Argentina has not been known for its fashion designers. Tango? Yes. Beef? Yes. Soccer, aka ‘futbol’? Yes. Fashion design? Ah, no. However, thanks to a growing stable of world-renowned designers, Argentina is putting its mark on the runways of Europe. Argentine designers are often on a first-name basis with their assistants, and the couture dresses are created for a reasonable price in addition to beauty and excitement. The fashion world has increasingly turned its attention to emerging economies – and Argentina is primed for continued growth, recognition and global success.

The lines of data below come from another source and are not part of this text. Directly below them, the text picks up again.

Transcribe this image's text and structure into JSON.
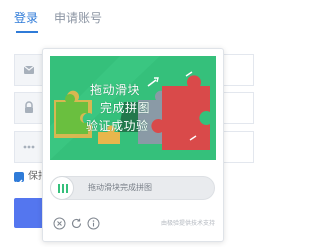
{
  "tabs": [
    {
      "label": "登录",
      "active": true
    },
    {
      "label": "申请账号",
      "active": false
    }
  ],
  "form": {
    "user_icon": "envelope-icon",
    "password_icon": "lock-icon",
    "captcha_icon": "ellipsis-icon",
    "remember_label": "保持",
    "remember_checked": true
  },
  "captcha": {
    "puzzle_text": [
      "拖动滑块",
      "完成拼图",
      "验证成功验"
    ],
    "slider_hint": "拖动滑块完成拼图",
    "footer_icons": [
      "close-circle-icon",
      "refresh-icon",
      "info-icon"
    ],
    "credit": "由极验提供技术支持"
  },
  "colors": {
    "accent": "#2f7bd8",
    "puzzle_bg": "#35c07b",
    "piece_red": "#d94a4a",
    "piece_gray": "#8a9aa6",
    "piece_yellow": "#e9b64c",
    "submit": "#5476ef"
  }
}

While Trosman was a kid, she wrote on partitions and trimmed fabric. Her clothes reflect that and are a mix of materials and forms. From classic and cozy woolen jumpers to a sinuous jersey maxi dress with fleece and skin, her products interest and work well. Besides the expected shirts with silky paneling, the remainder of the pieces are engaging and novel. Home for Trosman’s store is Patio Bullrich mall in Recoleta.

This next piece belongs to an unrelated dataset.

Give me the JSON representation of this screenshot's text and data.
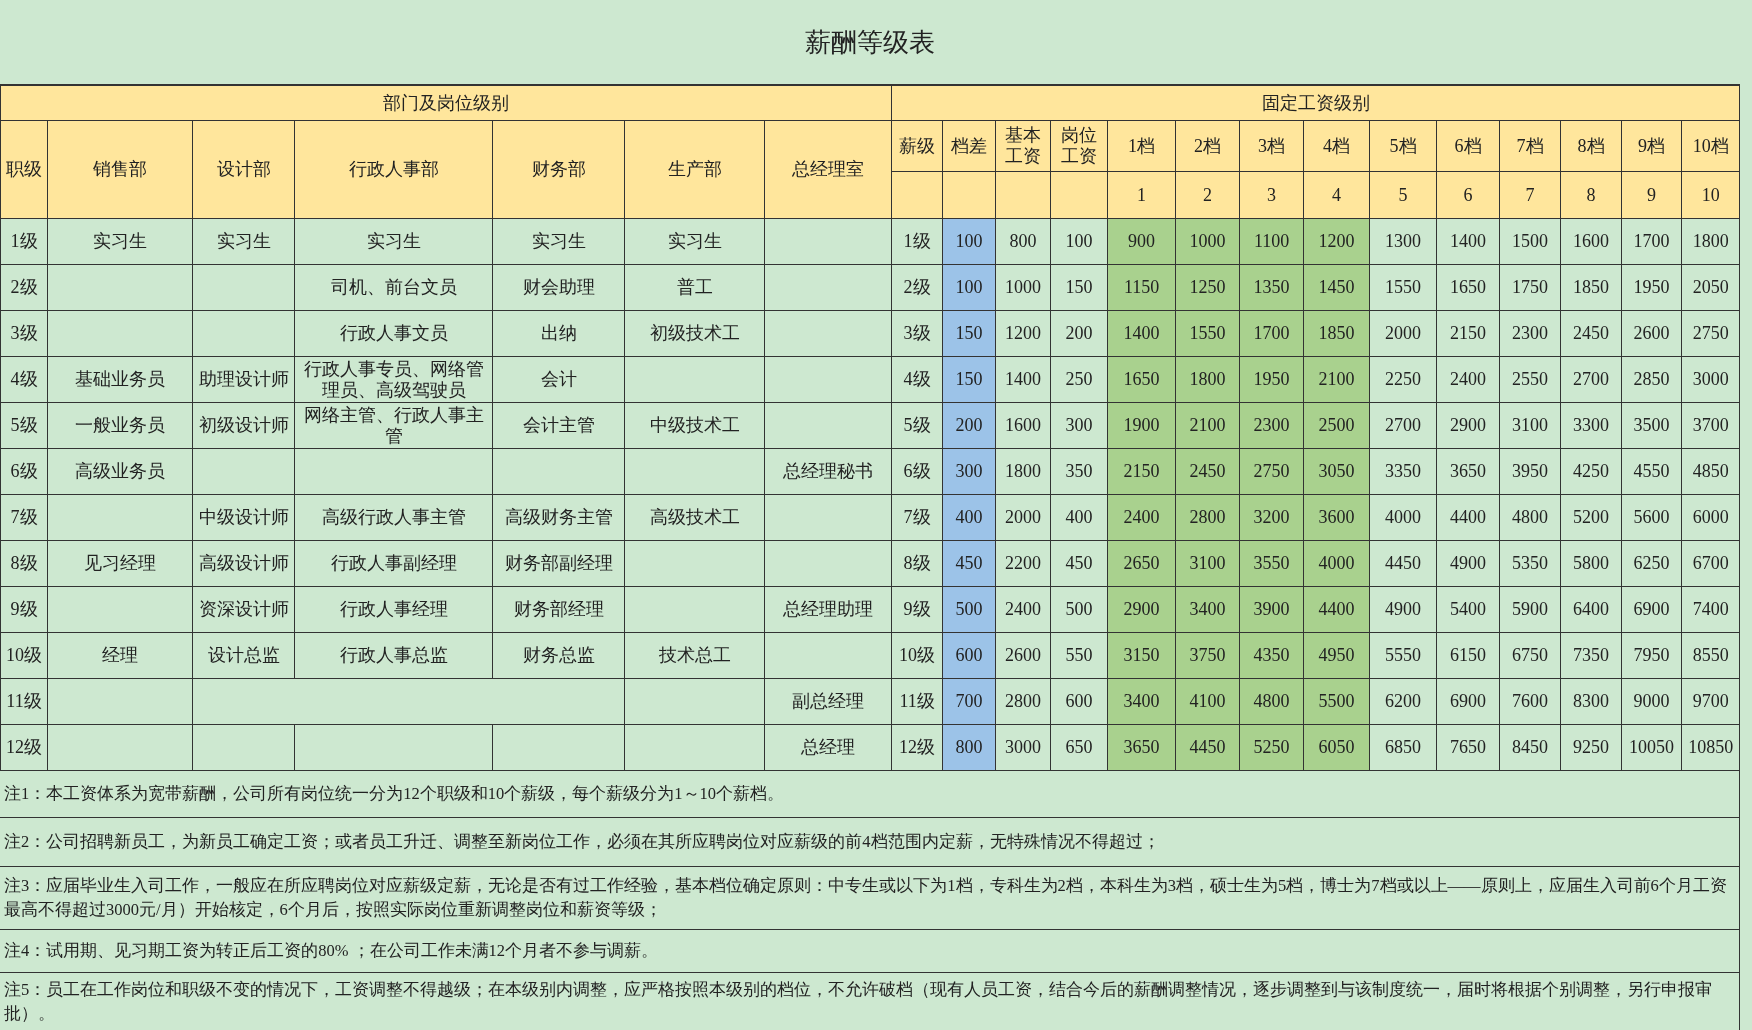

While Argentina strengthens its links with Japan, Martin Churba is the connection. Modern mixed with futuristic designs catch the viewer’s eye and make many want to view more. The jib of his slacks has been described as ‘edgy and synchronous’. Churba’s background began almost two decades ago. His training describes the colorful variety of its designs as the decoration and texture make his clothes stand out. Begun in 2002, his label ‘Tramando’ has been declared a new, compelling improvement in Argentina and is changing Argentines’ approach to fashion.
A different growing presence on Argentina’s runways is Agostini, an honored regular at BAF. Recently her praises from overseas have been generous. Harrods in London displayed her production in the central window to show off Argentine fashion as named in the UK as the most notable Argentine artist. Made from a single section of braided and crimped material, Agostini creates stand-out clothing. This year’s collection shows rich colors of sky-blue and red dancing with shades of black.

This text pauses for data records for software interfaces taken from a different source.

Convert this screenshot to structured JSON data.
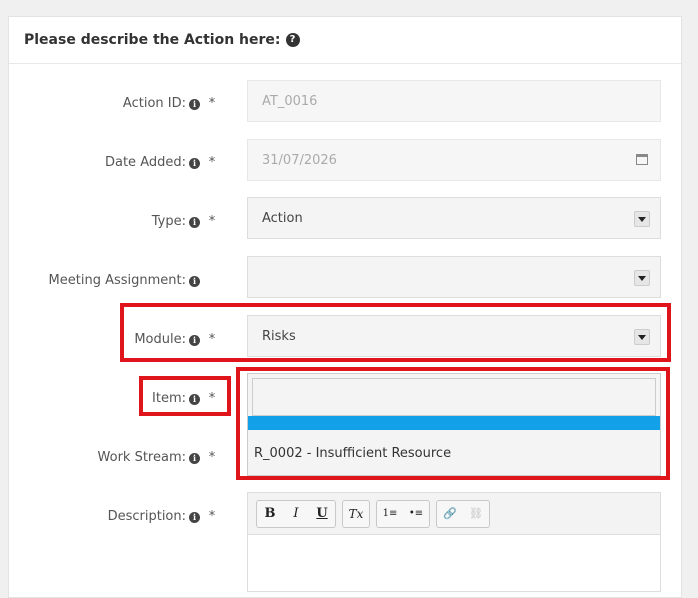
{
  "panel": {
    "title": "Please describe the Action here:",
    "help_icon": "question-circle-icon"
  },
  "required_mark": "*",
  "info_icon": "i",
  "fields": {
    "action_id": {
      "label": "Action ID:",
      "value": "AT_0016"
    },
    "date_added": {
      "label": "Date Added:",
      "value": "31/07/2026",
      "icon": "calendar-icon"
    },
    "type": {
      "label": "Type:",
      "value": "Action"
    },
    "meeting_assignment": {
      "label": "Meeting Assignment:",
      "value": ""
    },
    "module": {
      "label": "Module:",
      "value": "Risks"
    },
    "item": {
      "label": "Item:",
      "search_value": "",
      "options": [
        "R_0002 - Insufficient Resource"
      ]
    },
    "work_stream": {
      "label": "Work Stream:"
    },
    "description": {
      "label": "Description:"
    }
  },
  "toolbar": {
    "bold": "B",
    "italic": "I",
    "underline": "U",
    "clear_format": "Tx",
    "ordered_list": "1≡",
    "bullet_list": "•≡",
    "link": "🔗",
    "unlink": "⛓"
  },
  "colors": {
    "highlight": "#12a0e8",
    "annotation": "#e0151b"
  }
}
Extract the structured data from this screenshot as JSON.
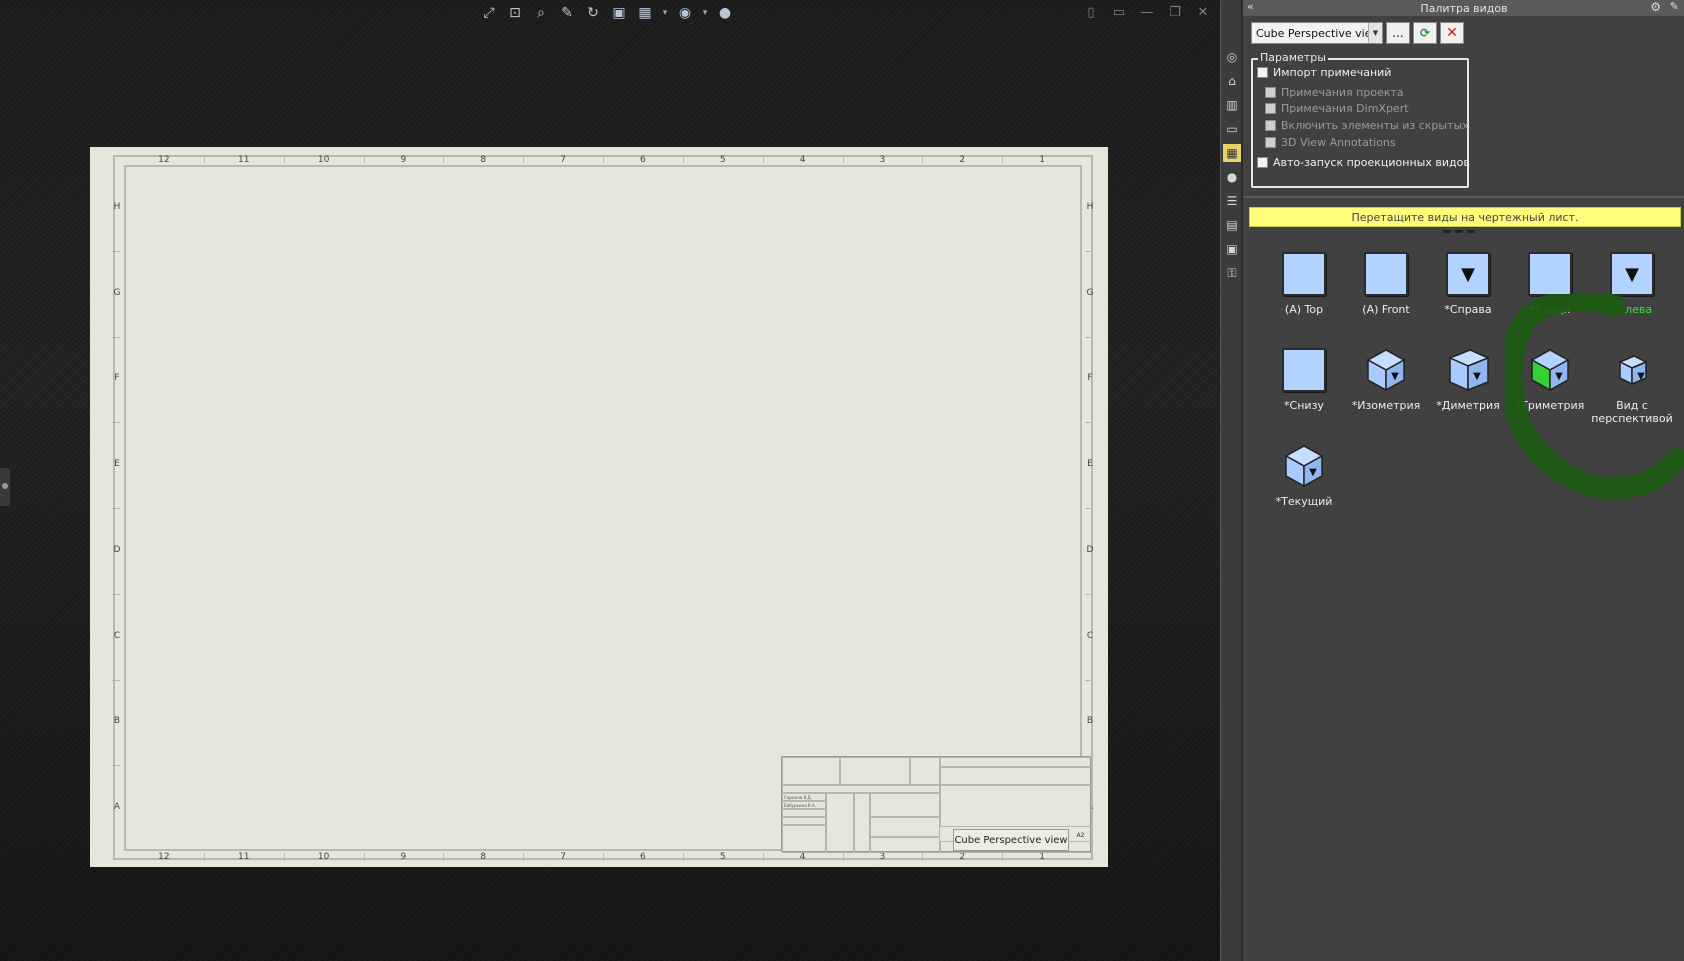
{
  "heads_up_toolbar": {
    "icons": [
      "zoom-to-fit-icon",
      "zoom-area-icon",
      "zoom-previous-icon",
      "pan-icon",
      "rotate-icon",
      "view-orientation-icon",
      "display-style-icon",
      "hide-show-icon",
      "appearance-icon"
    ]
  },
  "window_controls": [
    "tile-horizontal-icon",
    "tile-vertical-icon",
    "minimize-icon",
    "restore-icon",
    "close-icon"
  ],
  "sheet": {
    "top_zone_numbers": [
      "12",
      "11",
      "10",
      "9",
      "8",
      "7",
      "6",
      "5",
      "4",
      "3",
      "2",
      "1"
    ],
    "bottom_zone_numbers": [
      "12",
      "11",
      "10",
      "9",
      "8",
      "7",
      "6",
      "5",
      "4",
      "3",
      "2",
      "1"
    ],
    "left_zone_letters": [
      "H",
      "G",
      "F",
      "E",
      "D",
      "C",
      "B",
      "A"
    ],
    "right_zone_letters": [
      "H",
      "G",
      "F",
      "E",
      "D",
      "C",
      "B",
      "A"
    ],
    "title_block": {
      "drawing_title": "Cube Perspective view",
      "sheet_size": "A2",
      "name_drawn": "Горюнов В.Д.",
      "name_checked": "Бабуркина В.А."
    }
  },
  "side_toolbar": {
    "icons": [
      "solidworks-resources-icon",
      "home-icon",
      "design-library-icon",
      "file-explorer-icon",
      "view-palette-icon",
      "appearances-icon",
      "custom-properties-icon",
      "forum-icon",
      "document-icon",
      "key-icon"
    ]
  },
  "panel": {
    "title": "Палитра видов",
    "model_select": "Cube Perspective view",
    "browse_label": "...",
    "params": {
      "legend": "Параметры",
      "import_annotations": "Импорт примечаний",
      "project_annotations": "Примечания проекта",
      "dimxpert_annotations": "Примечания DimXpert",
      "include_hidden": "Включить элементы из скрытых",
      "view_3d_annotations": "3D View Annotations",
      "auto_start": "Авто-запуск проекционных видов"
    },
    "hint": "Перетащите виды на чертежный лист.",
    "views": [
      {
        "label": "(A) Top",
        "kind": "flat",
        "green": false
      },
      {
        "label": "(A) Front",
        "kind": "flat",
        "green": false
      },
      {
        "label": "*Справа",
        "kind": "flat-logo",
        "green": false
      },
      {
        "label": "*Сзади",
        "kind": "flat",
        "green": false
      },
      {
        "label": "*Слева",
        "kind": "flat-logo",
        "green": true
      },
      {
        "label": "*Снизу",
        "kind": "flat",
        "green": false
      },
      {
        "label": "*Изометрия",
        "kind": "iso",
        "green": false
      },
      {
        "label": "*Диметрия",
        "kind": "dim",
        "green": false
      },
      {
        "label": "*Триметрия",
        "kind": "tri",
        "green": false
      },
      {
        "label": "Вид с перспективой",
        "kind": "persp",
        "green": false
      },
      {
        "label": "*Текущий",
        "kind": "iso",
        "green": false
      }
    ]
  }
}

Fernandez’s clothes photograph nicely. Looking at his campaigns and catwalks reveal the creativity and color-inventiveness in his pieces. Beginning in 1994, when Fernandez started selling clothes, he remained primarily in the latest works. Trained in the law, Benito transferred to Flego, Argentina’s institute of style, before moving on to the Paris-American Academy. With shows during New York’s fashion week, his international reputation continues to translate into global success. On first glance, his boutique is a gaudy array of colors, sequins, and feathers. The singular nature of color blends and slices reveal individual quality.
Fashion is about telling a story. Not many tell the story better than Juliana Chain and Lucia García Bello. ‘Our work is autobiographical and conceptual,’ says 26-year old Chain. ‘We work with all natural fibers which don’t damage the Earth.’ The University of Buenos Aires grads first hit fashion’s radar when they attained the finals of Fashion Edition BA in March 2016. Their collection tells the story of nostalgia for a family home as they took biodegradable, household materials and crafted them into tunic-style dresses, tops, and shirts.
Also fusing a conceptual approach with fashion is Córdoba-based Transeunte. The brand first debuted in 2016 with a collection inspired by the urban landmarks in Córdoba. Transeunte’s designer, Lula Rojas, says, ‘My inspiration for each collection is linked to the moment in my surroundings.’ Transeunte’s collection shows off slick tailored pants, blazers, jackets, dresses and overalls in a selection of solid colors which vary with the season. The brand sells its collection from its headquarters, Studio & Shop, in Córdoba, and plans to begin selling online soon.
Van Lierde became inspired to launch his brand while working as a designer for five years at Etiqueta Negra and Gola. ‘I realized there was a niche for simple, modern lifestyle products for men,’ Van Lierde said. Relying on his knowledge and contacts, Van Lierde came out with all-black accessories like belts, wallets and weekend bags. ‘Black is a symbol of masculinity and sophistication,’ says Van Lierde.